Travelling to Bhutan cannot be decided in a jiffy. The government of Bhutan requires tourists to plan their journey in advance and book their tour, artrange their visas, etc through government approved tour operators. It’s all pre-paid. The tourist fee per person per day is $200-250, including accommodation, food and travel within the country and an assigned travel guide. However citizens of India, Bangladesh and Maldives do not require a visa to visit Bhutan.
3) Food in Bhutan
The food in Bhutan is mostly quite spicy and almost every meal includes chillies. If you are not used to eating spicy food, you can ask for anything with no chillies. They will politely oblige. Rice and meat dishes are the staples. However veggies, momos and dumplings are also also available widely.
4) Dress Code
The traditional dress of Bhutan is a “gho” for men and “kira” for women. Gho is a long, knee-length robe like garment, wrapped around and held with a belt, while kira is an ankle-length dress accompanied by a jacket called “Tego”, with an inner layer known as a “Wonju”. The local people wear them on all occasions, in temples monasteries and Dzongs, etc. But visitors are not necessarily required to wear them. However while visiting their temples and other religious places, it’s important to ensure that you are covered. You must also remove your hat or cap if you are near their national flag, and remove your footwear as well when entering a holy place, such as a temple or a monastery.
The language of Bhutan is Dzongkha. However, taxi drivers, shopkeepers, hotel and restaurant staff can speak and understand English quite well.
People of Bhutan are quite friendly. However they are shy too. If you want to take a picture of the local people there, seek permission first. However, avoid clicking pictures of any member from the Royal family. This could land you in trouble otherwise.
Photographing their temples and Dzongs is permitted but not where their deities are placed. Also keep in mind that wherever you require to take off your shoes, clicking pictures is prohibited. However you can always take help from you local tour guide.
7) Smoking is prohibited in Bhutan
Just like any other country, Bhutan also has it’s rules and regulations. It is imperative upon visitors to strictly adhere to them. The country has a stern and uncompromising policy for tobacco consumption. Smoking is totally banned at public places in Bhutan. However foreign tourists are allowed to carry a maximum of 200 cigarettes and you can find a hotel, restaurant or a bar to smoke. If you are caught smoking at a public place or their religious place, a high amount of fine can be imposed on you and you could even be sentenced jail.
8) Do not disrespect the tradition or the Royals
The Royals are considered the incarnation of their Gods and deities. So any indecent and rude remark towards the royals will not be appreciated. Make sure you do not mock them.
9) ATMs in Bhutan
ATMs are easily available in most parts of Bhutan. However the transaction charges might be variable. Foreign currency can be exchanged for the local currency when you land in Bhutan.
10) Get a local SIM card.
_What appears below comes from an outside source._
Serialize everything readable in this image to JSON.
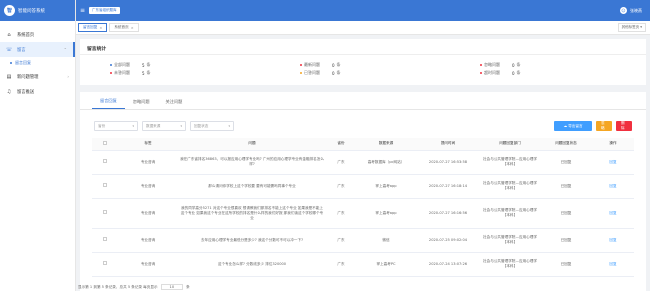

There is no guarantee that your SIM card would work in Bhutan, as there is a handful of mobile service providers in the country. However you can get a local SIM quite easily to stay connected. You will need your passport You tour guide would help you getting one.
After having read about the kingdom, you must be certainly be excited for a Bhutan tour. If you desire a smooth, cheerful and hassle free tour experience, you can always count on bookmytour.bt for a trip to cherish, as we offer a wide range of packages that suit you best.
This article is a contribution of Ram Narayan Mandal.
About the Author:
Ram Narayan Mandal, is a content manager at the BookMyTour.
He basically used to write about the topic that helps people to understand better about Bhutan.